A prominent civil rights attorney says he’s now involved in the case of Jelani Day.

Ben Crump has figured in several high-profile cases in recent years. Crump represented the family of George Floyd, whose murder in 2020 by a former Minneapolis police officer set off a wave of social protests. Crump also represents the family of Ahmaud Arbery, the Black jogger chased down by three white men and shot. Last month, all three men were convicted in Georgia of murder.

Day was an Illinois State University graduate student who was reported missing Aug. 24 in Bloomington. His body was identified after being found Sept. 4 in the Illinois River near Peru in LaSalle County.

Day’s case remains under investigation by a multijurisdictional unit that includes departments from Bloomington, Peru, and LaSalle County. But his mother, Carmen Bolden Day, has long accused authorities of mishandling the case. She has made repeated calls for the FBI to take over the investigation.

During a news conference Friday morning, Crump echoed those calls, charging that authorities have failed to make Day’s case a priority. He accused investigators of trying to dismiss Day’s death as a suicide. Crump pointed to details of the case — such as Day’s car being discovered in a wooded area with its license plates removed — as evidence of foul play.

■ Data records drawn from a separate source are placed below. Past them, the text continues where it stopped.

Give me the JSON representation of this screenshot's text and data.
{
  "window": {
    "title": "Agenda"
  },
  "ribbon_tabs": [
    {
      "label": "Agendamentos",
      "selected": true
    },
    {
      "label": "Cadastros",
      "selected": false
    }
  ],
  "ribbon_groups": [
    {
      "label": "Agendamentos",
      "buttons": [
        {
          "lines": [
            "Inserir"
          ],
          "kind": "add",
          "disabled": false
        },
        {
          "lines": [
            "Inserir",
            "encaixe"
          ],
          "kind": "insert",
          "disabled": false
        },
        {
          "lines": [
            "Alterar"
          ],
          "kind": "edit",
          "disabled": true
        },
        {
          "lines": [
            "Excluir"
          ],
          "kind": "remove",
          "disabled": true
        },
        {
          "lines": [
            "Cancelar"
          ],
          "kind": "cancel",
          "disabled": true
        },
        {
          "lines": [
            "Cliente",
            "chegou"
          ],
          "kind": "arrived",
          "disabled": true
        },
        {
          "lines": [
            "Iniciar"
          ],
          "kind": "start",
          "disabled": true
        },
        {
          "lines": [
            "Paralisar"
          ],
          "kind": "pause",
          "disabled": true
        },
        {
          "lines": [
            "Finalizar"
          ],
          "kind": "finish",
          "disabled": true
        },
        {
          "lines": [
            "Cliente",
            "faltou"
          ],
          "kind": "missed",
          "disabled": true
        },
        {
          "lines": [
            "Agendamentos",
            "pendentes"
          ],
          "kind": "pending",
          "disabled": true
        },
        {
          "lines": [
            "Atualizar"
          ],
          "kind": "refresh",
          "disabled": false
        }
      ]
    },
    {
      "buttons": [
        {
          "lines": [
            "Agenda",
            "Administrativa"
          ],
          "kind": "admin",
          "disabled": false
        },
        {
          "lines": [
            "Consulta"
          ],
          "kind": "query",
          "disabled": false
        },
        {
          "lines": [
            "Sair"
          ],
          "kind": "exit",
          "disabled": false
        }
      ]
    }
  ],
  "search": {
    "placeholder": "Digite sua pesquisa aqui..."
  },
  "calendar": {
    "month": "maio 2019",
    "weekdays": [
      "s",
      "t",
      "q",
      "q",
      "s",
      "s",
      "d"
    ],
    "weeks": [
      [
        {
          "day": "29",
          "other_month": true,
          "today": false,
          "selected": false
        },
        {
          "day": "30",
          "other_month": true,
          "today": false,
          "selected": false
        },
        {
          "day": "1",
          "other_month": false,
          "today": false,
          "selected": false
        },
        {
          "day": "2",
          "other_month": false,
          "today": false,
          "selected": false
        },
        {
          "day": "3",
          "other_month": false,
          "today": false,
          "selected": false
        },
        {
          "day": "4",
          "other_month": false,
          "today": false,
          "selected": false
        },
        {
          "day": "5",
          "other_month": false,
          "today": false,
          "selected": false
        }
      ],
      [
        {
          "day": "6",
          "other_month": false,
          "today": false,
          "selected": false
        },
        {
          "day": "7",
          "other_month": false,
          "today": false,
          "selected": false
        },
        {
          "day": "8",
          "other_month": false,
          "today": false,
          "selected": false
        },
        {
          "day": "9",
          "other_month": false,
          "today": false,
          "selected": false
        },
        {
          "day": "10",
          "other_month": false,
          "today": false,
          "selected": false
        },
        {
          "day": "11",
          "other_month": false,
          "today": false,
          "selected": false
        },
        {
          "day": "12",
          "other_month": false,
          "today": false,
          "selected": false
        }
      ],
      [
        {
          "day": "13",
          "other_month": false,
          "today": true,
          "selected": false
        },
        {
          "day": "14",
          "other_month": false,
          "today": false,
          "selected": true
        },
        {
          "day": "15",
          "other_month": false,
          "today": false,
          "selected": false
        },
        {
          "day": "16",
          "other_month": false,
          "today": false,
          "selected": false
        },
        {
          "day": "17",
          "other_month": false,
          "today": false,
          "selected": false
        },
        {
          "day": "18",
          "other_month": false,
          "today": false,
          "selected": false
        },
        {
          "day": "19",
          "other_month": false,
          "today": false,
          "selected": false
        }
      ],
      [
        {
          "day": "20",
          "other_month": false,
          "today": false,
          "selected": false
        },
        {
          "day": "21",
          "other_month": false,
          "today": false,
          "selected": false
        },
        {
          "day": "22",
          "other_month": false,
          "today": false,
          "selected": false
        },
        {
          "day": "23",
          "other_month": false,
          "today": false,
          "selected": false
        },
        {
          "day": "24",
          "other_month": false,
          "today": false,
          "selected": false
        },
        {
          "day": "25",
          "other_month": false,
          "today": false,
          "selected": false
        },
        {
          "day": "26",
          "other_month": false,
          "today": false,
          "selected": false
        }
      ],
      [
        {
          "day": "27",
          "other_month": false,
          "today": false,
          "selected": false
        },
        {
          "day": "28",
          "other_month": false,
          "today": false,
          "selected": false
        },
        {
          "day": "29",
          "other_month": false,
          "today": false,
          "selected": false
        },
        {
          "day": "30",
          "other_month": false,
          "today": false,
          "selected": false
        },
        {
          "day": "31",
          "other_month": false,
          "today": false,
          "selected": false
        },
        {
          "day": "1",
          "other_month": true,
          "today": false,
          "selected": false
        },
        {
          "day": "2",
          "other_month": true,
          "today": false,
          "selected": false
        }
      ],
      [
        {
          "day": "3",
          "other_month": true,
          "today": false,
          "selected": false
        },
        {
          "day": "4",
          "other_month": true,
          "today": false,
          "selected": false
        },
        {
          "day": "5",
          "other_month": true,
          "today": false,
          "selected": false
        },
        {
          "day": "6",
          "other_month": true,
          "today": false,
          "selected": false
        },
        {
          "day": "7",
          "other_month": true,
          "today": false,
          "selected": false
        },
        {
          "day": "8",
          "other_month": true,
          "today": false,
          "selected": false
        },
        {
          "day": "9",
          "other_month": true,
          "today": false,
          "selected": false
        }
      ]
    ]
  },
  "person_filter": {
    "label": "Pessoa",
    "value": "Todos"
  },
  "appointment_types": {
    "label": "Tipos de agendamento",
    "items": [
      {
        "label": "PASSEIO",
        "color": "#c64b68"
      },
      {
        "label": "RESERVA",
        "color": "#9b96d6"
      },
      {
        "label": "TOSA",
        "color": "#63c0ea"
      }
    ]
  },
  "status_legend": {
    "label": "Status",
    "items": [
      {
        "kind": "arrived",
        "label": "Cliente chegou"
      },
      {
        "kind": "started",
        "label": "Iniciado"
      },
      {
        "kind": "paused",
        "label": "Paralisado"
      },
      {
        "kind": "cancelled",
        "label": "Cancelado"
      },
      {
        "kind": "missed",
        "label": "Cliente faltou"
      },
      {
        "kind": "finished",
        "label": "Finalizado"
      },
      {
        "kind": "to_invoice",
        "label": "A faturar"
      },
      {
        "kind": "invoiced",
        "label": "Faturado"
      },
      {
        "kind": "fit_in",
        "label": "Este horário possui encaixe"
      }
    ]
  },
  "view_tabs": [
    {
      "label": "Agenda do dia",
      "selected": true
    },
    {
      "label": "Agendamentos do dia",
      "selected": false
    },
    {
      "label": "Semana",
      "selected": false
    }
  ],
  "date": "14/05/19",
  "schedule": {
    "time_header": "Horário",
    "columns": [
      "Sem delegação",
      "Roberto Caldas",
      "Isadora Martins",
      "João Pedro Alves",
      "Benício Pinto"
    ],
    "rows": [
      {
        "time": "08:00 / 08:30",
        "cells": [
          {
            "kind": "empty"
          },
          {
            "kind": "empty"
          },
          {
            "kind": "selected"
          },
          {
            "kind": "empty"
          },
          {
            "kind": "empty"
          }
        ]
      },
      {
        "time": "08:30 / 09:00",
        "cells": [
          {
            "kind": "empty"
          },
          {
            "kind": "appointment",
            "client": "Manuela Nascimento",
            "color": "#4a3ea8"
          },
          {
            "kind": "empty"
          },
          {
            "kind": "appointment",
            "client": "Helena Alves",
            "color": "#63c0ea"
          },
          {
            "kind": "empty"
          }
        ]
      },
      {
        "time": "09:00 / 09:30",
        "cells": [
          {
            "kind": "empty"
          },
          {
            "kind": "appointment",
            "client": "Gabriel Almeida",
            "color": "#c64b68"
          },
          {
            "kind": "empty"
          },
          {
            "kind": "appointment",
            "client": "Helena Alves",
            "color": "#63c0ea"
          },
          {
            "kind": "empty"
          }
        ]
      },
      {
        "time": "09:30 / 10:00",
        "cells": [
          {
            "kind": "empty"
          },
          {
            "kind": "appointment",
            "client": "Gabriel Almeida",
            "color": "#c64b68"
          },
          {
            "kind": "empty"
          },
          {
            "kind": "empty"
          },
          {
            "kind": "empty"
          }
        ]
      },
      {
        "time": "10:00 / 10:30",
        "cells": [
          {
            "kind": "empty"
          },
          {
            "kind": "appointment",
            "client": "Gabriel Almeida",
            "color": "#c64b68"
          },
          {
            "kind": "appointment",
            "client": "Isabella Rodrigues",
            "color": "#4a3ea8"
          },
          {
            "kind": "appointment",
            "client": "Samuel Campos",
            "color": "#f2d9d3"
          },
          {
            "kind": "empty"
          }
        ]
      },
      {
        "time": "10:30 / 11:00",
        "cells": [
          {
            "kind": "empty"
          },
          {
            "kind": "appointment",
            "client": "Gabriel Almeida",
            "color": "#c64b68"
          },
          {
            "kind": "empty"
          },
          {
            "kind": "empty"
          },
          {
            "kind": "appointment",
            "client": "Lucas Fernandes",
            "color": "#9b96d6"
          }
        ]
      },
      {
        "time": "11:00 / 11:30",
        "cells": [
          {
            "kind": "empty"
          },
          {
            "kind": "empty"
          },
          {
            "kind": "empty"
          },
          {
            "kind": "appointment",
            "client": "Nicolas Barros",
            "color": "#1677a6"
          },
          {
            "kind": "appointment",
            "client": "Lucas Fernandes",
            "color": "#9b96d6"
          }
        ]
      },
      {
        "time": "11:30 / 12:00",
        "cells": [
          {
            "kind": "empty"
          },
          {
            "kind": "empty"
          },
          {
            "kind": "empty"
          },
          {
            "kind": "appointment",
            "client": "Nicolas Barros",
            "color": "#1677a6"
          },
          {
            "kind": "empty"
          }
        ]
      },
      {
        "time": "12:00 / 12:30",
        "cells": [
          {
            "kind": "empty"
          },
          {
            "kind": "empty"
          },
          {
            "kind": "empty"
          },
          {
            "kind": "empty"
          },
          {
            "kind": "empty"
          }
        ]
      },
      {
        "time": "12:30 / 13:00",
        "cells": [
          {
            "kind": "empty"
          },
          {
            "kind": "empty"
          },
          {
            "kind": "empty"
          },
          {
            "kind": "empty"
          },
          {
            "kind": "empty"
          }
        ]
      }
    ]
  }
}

“When you add up all these facts…is it more likely that he committed suicide or is it more likely that this was a homicide?” Crump asked. “When you add up the facts (and) it doesn’t add up to suicide, then it adds up to homicide, and there is a killer out there on the loose.”

Bolden Day has repeatedly pushed back against theories that her son was experiencing mental distress. “I had a son who had his head on his shoulders, who was focused and determined to become a doctor,” she said, speaking at the news conference. “There was nothing in his life that would make him want to hurt himself.”

Bolden Day said she’s been told by authorities they found no evidence of trauma to Day’s body and nothing to indicate that didn’t enter the water on his own. “That says to me without saying to me that Jelani did this to himself,” she said.

Day’s death was ruled a drowning by LaSalle County coroner Rich Ploch. In an interview with WGLT, Ploch acknowledged the difficulty surrounding determining the exact cause of death. “Unfortunately, there is no specific test at autopsy for drowning,” Ploch said at the time. “Drowning is considered a diagnosis of exclusion with supporting investigation circumstances when a person is found deceased in a body of water,” he said.

“The manner in which Mr. Day went into the Illinois River is currently unknown,” Ploch added.

Crump said that’s one of many questions that should be left to the FBI to answer. “We want to know what was on his cell phone. We want to know what was his last call, what was the last ping. What was the last time he was seen,” he said.

Day’s cell phone, a potentially important piece of evidence, was reportedly found in mid-October by a man who stopped to retrieve something that had fallen off his truck. The unidentified man took the phone to Walmart and turned it in for cash. He was reportedly contacted days later by Bloomington police after the phone was identified as belonging to Day.

Bolden Day said she learned the phone had been found from a Facebook post written by an acquaintance of the man who found it. When she contacted BPD later that day, Bolden Day said a spokesperson confirmed the department was in possession of the phone.

She requested that it be sent to the FBI.

Sarah Nardi is a correspondent at WGLT. She rejoined the station in 2024.